“Demanding” clients are often making legitimate requests. Therapists applying such a label should consider whether it is the client’s requests or the service’s lack of resources which is unrealistic.

Transfer control of the session with codes

Unfamiliar co-therapists can use code phrases to transfer control of the session. Both they and the client can then focus on the client’s issues rather than the dynamics between the therapists.

APA Monitor on Psychology

The newsletter of the American Psychological Association. Discussion articles and summaries of research which will be of interest and use to any therapist, be they American, psychologist or neither.

Leave contracts out of the first session

Many therapists set explicit goals and use treatment contracts with their clients. Goal setting provides a focus for therapy: contracts indicate that both parties have agreed to the terms of the therapy (or should: the contract you use does bind the therapist as well as the client, doesn’t it?)

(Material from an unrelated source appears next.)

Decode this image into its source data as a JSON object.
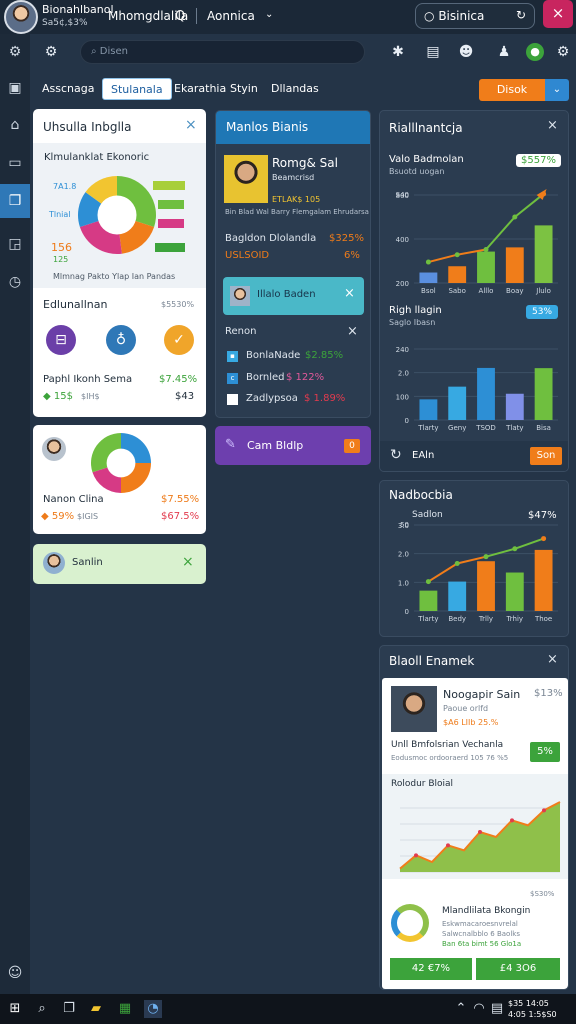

Demon Haunted World

An accessible argument in favour of the scientific method. The book provides tools for discriminating science from pseudoscience and knowledge from speculation.

To see ourselves as clients see us

Therapists should be aware that clients may see them in a very different light. They should also be aware that these impressions are a matter of perspective and there may be fewer real differences than either therapist or client imagines.

Be ready for clients’ companions

Be prepared to deal with the companions clients may bring to therapy. Dealing gracefully and helpfully with them can’t hurt your relationship with the client.

Tell clients confidentiality has limits

Therapists often assure clients that the information they provide is confidential. Confidential is defined as “intended to be kept secret”. Whether the information will be kept as secret as the client (or therapist) imagines depends upon the therapist and the service.